Some savvy traders have taken advantage of scheduled rebalancing in popular exchange traded funds to front run potential changes, adding to wider divergence between S&P 500 ETF plays.
Year-to-date, the SPDR S&P 500 ETF (NYSEArca: SPY) rose 2.15%, iShares Core S&P 500 ETF (NYSEArca: IVV) gained 2.24% and Vanguard 500 Index (NYSEArca: VOO) increased 2.24%. [Not All S&P 500 ETFs are the Same]
“The differences could just be a matter of how they’re managing the stocks coming in and out of the index, or how they’re managing the cash that leaves the fund, but if they’re doing anything else they’re affecting the tracking error and that’s not what they’re being paid to do,” according to Paul Schatz, president of Heritage Capital, reports Jeff Benjamin for InvestmentNews.
With more money going into popular S&P 500 ETFs, some large traders are trying to front run or buy up shares of companies just before ETF providers make scheduled rebalances to their index funds.
For example, the markets knew that American Airlines Group (NYSE: AAL) would join the S&P 500 after markets closed on March 20. Consequently, traders had about four days to acquire AAL shares ahead of the major benchmark changes – index funds sparked an $8 billion buying spree, or the equivalent of over two weeks of the stocks’ typical volume, in the two minutes before the close. In the days prior to American Airlines Group joining the S&P 500, AAL shares jumped 11%.
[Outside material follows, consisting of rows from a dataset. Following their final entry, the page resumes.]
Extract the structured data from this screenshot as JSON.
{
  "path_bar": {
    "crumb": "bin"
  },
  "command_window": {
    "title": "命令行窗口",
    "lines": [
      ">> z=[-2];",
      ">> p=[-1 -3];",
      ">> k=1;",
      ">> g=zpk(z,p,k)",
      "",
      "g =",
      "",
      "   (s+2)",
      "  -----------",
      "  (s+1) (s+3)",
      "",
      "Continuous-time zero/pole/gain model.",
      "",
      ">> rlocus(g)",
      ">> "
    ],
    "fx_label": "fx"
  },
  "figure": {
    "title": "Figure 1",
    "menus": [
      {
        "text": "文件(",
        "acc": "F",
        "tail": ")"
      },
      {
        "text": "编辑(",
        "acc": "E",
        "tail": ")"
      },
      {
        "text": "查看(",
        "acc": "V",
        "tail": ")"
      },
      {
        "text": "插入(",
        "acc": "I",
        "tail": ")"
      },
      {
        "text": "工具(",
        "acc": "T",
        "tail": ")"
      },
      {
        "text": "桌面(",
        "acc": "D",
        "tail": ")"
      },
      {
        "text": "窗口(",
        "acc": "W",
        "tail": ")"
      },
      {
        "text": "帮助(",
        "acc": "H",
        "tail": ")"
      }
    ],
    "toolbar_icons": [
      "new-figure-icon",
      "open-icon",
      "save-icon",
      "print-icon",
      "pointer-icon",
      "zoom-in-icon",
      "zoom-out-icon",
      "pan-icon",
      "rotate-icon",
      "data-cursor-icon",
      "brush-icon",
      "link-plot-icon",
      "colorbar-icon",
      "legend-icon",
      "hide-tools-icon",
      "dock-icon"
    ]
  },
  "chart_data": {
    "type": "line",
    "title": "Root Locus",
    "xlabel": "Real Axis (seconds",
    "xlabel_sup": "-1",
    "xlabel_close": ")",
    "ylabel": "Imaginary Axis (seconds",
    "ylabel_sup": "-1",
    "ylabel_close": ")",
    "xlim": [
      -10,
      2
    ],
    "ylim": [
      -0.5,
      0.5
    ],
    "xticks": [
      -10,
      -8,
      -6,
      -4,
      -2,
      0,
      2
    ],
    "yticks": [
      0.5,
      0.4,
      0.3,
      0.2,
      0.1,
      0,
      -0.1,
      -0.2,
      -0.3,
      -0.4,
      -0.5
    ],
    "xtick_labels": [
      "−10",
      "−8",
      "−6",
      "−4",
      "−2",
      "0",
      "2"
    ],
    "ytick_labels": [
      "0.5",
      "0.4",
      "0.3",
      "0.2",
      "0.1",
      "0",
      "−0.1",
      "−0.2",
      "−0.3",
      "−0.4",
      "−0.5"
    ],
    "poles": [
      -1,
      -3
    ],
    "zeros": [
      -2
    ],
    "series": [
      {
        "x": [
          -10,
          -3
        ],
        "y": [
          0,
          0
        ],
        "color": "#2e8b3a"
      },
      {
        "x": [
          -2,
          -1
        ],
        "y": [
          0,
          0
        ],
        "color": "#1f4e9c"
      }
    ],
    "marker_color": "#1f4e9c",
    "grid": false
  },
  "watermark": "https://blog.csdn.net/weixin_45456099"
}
The cost to S&P 500 investors could have added up to $4.3 billion per year in potentially lost returns. According to Winton Capital Management, front running stocks going into and coming out of indices may have cost investrs in S&P 500 ETFs at least 20 basis points over the course of a year.